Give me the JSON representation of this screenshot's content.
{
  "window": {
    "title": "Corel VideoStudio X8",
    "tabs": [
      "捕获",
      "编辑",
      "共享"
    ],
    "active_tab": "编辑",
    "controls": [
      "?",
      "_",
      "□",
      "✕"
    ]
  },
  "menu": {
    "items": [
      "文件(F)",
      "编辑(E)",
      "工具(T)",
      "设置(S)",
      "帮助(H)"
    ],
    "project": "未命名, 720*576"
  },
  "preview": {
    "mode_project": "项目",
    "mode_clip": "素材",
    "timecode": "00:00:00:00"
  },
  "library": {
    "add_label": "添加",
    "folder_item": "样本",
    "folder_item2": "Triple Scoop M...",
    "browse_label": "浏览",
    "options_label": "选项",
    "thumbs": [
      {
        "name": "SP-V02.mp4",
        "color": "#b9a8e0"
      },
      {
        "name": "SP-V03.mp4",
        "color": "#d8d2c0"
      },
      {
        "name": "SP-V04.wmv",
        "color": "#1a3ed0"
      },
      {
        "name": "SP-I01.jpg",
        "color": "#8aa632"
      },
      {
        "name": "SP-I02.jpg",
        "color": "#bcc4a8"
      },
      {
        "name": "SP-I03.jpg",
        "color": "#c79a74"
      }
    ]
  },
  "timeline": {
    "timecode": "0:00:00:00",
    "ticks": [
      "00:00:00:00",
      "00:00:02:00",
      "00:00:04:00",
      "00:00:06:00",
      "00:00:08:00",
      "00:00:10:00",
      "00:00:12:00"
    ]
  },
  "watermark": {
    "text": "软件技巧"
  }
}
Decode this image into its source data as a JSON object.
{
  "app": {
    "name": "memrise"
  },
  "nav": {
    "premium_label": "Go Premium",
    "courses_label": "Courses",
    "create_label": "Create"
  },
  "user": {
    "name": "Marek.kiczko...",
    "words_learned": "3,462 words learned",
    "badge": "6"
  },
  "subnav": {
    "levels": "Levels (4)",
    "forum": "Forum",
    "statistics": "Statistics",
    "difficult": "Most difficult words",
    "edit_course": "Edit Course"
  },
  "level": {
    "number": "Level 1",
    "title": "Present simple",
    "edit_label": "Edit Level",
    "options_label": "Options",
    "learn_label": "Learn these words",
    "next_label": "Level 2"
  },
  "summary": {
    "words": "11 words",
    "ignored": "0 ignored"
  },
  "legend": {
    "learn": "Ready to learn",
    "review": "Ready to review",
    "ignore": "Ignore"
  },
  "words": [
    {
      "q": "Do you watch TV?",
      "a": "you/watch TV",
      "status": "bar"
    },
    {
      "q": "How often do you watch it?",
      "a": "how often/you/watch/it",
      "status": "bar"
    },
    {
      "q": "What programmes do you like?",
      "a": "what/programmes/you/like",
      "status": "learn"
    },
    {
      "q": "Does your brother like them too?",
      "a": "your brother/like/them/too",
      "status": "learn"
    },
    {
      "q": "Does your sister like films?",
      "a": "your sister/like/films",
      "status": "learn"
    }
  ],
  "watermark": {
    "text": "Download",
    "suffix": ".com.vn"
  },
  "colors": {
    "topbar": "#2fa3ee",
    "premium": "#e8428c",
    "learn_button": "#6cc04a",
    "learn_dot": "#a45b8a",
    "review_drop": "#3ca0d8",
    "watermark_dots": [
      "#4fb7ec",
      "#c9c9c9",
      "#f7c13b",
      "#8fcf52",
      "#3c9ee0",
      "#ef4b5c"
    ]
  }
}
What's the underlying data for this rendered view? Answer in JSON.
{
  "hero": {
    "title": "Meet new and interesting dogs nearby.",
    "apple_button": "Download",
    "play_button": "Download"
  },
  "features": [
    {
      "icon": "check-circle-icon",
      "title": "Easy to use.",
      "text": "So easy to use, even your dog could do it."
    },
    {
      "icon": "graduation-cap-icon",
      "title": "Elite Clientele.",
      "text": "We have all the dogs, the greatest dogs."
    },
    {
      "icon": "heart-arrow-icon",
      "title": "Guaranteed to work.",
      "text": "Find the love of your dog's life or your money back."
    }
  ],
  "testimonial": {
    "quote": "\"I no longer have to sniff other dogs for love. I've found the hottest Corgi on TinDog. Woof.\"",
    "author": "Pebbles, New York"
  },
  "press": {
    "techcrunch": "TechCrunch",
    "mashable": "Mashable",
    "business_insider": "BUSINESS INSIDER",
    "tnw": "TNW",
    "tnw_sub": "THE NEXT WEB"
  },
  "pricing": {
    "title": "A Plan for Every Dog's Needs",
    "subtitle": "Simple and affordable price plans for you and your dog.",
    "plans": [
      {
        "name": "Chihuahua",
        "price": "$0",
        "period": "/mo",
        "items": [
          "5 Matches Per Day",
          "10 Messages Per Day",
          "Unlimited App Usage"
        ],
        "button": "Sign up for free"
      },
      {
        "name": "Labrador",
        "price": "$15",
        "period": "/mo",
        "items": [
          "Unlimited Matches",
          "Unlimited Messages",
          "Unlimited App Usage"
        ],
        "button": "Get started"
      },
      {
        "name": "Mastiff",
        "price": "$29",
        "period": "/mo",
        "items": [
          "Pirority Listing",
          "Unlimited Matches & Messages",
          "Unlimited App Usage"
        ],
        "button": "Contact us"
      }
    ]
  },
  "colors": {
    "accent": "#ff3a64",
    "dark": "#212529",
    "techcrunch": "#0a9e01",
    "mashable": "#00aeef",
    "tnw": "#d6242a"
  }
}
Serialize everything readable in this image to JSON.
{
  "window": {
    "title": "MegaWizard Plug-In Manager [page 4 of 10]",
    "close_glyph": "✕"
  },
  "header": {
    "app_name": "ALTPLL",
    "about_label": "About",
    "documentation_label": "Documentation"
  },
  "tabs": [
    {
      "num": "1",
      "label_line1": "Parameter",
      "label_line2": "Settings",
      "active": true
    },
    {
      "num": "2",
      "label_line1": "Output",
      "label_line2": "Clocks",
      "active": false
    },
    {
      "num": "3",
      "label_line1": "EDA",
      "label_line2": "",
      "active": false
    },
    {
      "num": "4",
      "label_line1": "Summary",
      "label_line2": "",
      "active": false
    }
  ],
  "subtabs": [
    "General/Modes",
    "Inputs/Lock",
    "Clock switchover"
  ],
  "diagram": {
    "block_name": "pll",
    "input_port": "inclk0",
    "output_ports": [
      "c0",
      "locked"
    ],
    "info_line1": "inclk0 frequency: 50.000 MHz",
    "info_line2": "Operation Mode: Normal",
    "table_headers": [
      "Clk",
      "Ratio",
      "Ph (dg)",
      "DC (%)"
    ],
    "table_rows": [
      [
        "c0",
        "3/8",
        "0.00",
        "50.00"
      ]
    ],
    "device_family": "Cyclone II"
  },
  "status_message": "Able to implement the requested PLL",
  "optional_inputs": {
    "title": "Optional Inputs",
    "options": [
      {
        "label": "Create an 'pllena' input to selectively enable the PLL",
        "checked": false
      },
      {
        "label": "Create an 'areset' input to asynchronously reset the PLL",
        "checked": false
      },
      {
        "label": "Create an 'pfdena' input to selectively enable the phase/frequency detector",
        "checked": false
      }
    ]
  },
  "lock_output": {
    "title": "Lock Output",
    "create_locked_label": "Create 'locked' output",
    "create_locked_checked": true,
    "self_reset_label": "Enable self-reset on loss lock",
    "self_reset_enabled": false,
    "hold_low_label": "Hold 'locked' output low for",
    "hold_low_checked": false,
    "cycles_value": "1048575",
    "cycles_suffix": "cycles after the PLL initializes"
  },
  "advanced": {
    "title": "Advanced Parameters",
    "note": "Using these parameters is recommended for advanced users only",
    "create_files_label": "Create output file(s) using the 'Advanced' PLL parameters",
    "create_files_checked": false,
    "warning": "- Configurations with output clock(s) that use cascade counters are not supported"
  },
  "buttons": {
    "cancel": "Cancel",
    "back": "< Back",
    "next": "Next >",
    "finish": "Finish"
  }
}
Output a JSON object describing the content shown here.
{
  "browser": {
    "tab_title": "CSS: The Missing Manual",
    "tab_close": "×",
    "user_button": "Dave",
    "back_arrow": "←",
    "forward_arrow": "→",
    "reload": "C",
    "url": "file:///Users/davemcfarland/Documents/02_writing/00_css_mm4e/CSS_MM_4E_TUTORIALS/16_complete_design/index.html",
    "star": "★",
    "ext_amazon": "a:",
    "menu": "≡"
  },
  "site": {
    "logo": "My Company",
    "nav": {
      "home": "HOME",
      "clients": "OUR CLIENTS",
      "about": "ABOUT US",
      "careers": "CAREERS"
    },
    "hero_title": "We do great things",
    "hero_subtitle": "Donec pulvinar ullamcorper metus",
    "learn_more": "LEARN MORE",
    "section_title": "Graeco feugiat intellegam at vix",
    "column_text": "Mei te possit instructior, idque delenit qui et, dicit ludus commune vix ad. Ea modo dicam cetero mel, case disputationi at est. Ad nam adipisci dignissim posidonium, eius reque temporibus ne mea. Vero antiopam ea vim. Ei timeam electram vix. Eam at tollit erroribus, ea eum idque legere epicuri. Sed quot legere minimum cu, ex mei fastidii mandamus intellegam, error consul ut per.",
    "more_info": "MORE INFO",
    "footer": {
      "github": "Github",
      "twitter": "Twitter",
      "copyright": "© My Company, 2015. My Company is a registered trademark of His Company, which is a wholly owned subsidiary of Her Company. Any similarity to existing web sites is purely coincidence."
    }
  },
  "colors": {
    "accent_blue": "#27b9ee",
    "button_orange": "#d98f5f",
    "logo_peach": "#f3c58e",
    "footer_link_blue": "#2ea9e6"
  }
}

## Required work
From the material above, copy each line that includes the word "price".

## Response for this exercise
    "subtitle": "Simple and affordable price plans for you and your dog.",
        "price": "$0",
        "price": "$15",
        "price": "$29",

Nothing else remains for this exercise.